**TASK DESCRIPTION**
Filter the lines below, keeping each one that holds "this".

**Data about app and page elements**
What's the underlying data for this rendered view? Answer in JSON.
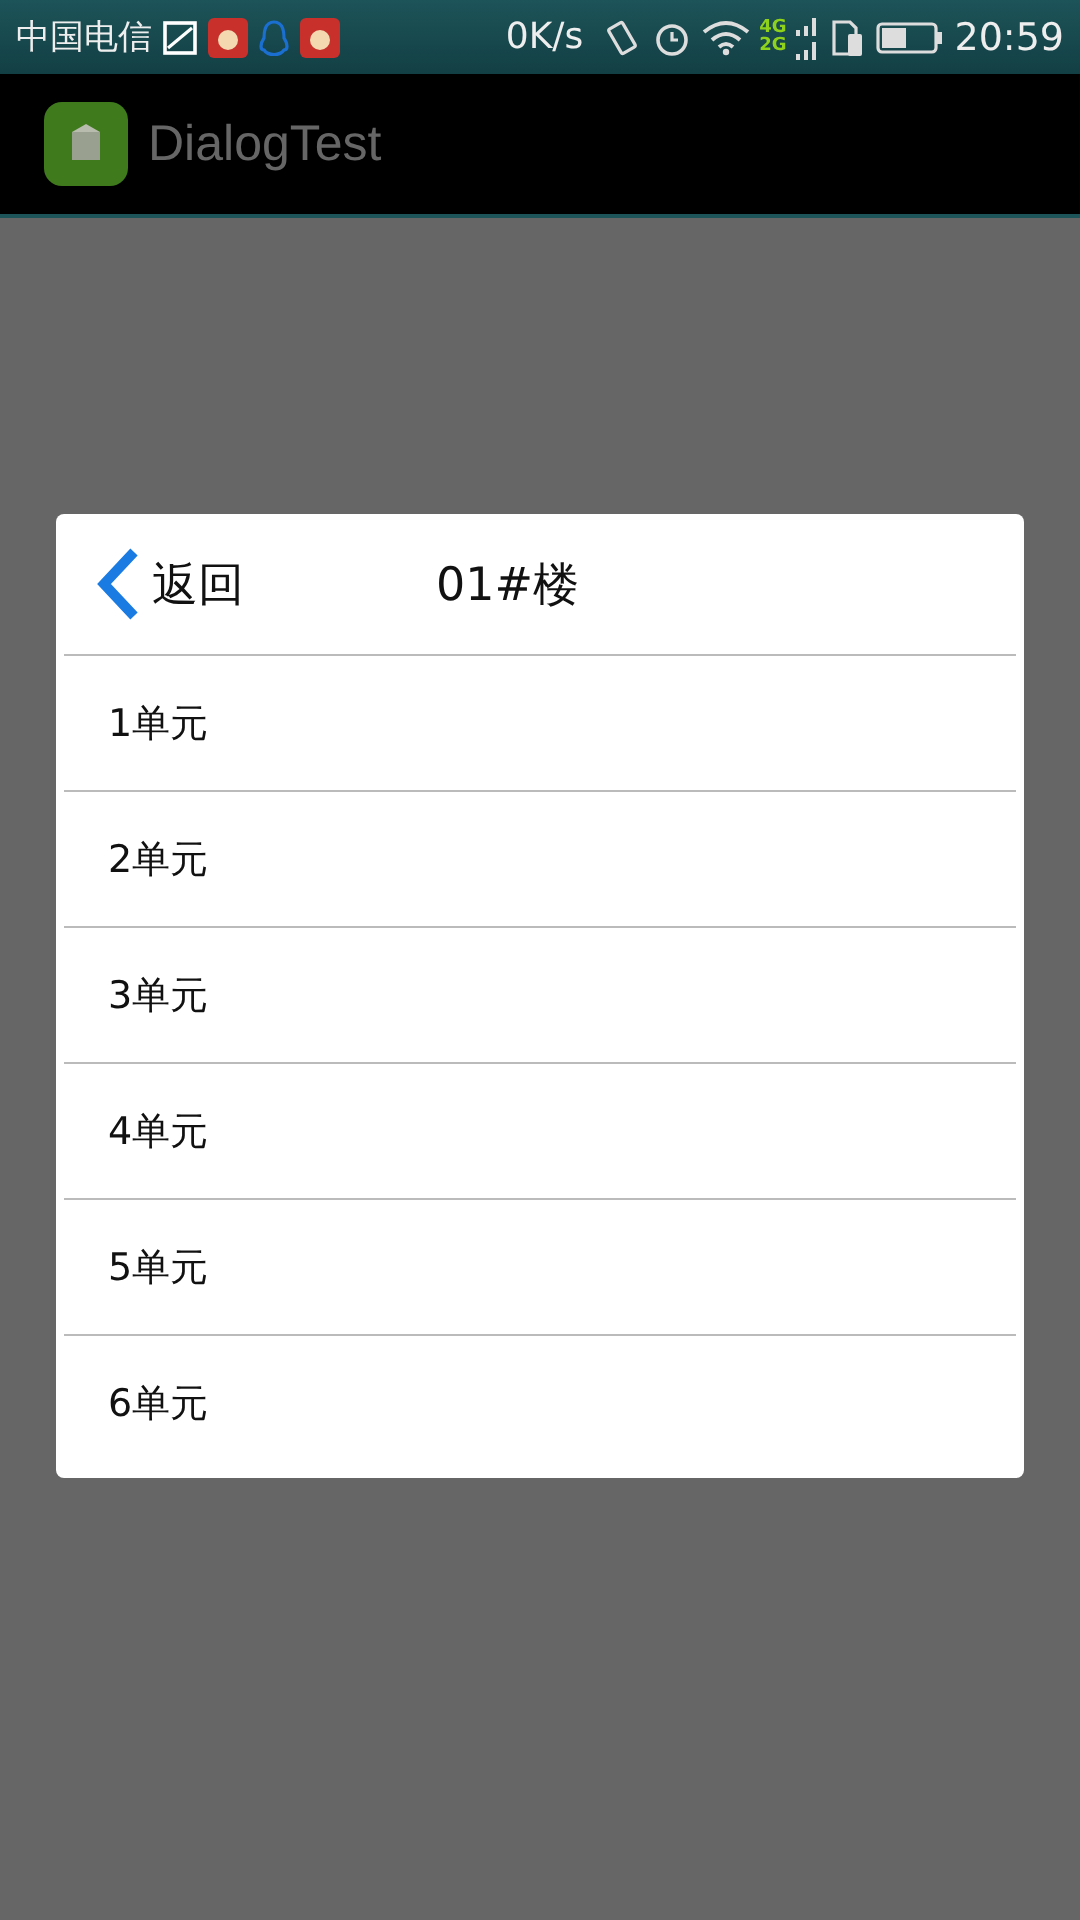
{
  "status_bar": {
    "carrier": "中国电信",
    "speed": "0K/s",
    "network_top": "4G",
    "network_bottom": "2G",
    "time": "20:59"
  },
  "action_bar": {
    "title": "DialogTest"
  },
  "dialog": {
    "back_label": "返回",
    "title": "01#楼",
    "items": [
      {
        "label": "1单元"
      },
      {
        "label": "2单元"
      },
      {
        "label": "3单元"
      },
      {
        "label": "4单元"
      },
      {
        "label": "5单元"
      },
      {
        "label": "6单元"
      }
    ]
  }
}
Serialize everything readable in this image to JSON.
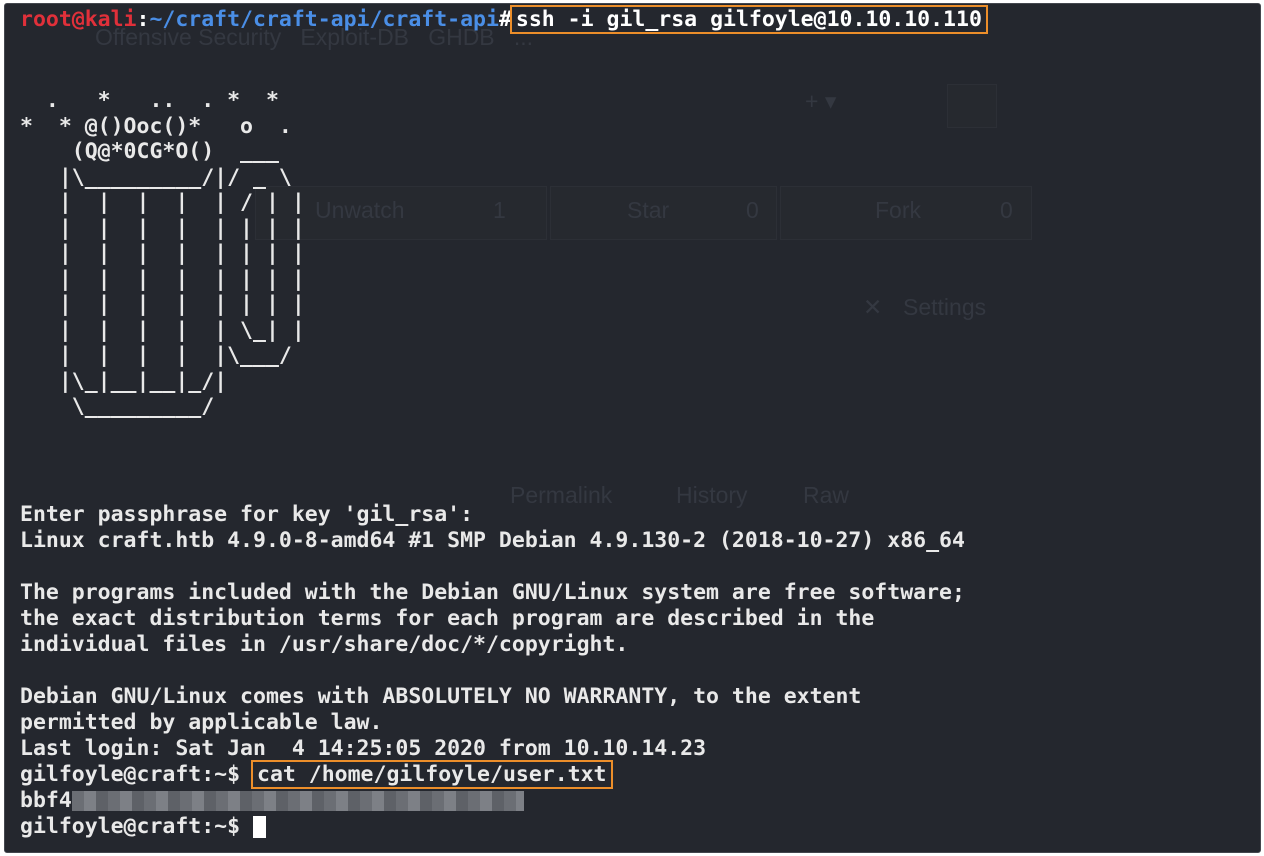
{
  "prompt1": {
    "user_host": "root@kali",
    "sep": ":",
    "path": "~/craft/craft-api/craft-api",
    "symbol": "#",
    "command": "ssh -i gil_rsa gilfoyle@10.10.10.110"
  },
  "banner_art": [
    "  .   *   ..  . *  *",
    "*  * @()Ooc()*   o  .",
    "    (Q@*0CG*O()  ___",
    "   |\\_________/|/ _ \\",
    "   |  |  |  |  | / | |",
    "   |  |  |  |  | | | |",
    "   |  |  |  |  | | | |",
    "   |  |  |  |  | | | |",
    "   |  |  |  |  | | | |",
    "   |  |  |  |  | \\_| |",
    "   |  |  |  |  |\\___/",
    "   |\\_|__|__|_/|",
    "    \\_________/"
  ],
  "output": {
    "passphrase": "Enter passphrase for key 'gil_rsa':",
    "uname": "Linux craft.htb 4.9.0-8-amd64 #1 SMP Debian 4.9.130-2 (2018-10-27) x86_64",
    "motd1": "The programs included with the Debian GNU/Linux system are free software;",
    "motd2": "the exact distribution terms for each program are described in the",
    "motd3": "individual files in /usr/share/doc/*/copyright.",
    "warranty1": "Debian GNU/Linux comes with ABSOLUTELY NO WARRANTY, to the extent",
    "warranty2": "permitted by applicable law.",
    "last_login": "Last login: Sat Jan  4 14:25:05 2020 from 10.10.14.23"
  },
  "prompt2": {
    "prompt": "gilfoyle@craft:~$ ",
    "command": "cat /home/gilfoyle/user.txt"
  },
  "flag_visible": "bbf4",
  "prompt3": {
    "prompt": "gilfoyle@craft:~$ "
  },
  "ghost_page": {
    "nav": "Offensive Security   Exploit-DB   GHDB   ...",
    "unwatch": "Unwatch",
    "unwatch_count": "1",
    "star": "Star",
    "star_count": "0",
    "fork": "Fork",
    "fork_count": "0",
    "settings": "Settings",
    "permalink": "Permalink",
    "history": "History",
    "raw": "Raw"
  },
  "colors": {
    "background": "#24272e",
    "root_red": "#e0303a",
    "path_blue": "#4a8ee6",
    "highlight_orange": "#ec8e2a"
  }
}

**RESPONSE TO THE EXERCISE**
What's the underlying data for this rendered view? Answer in JSON.
Serialize everything readable in this image to JSON.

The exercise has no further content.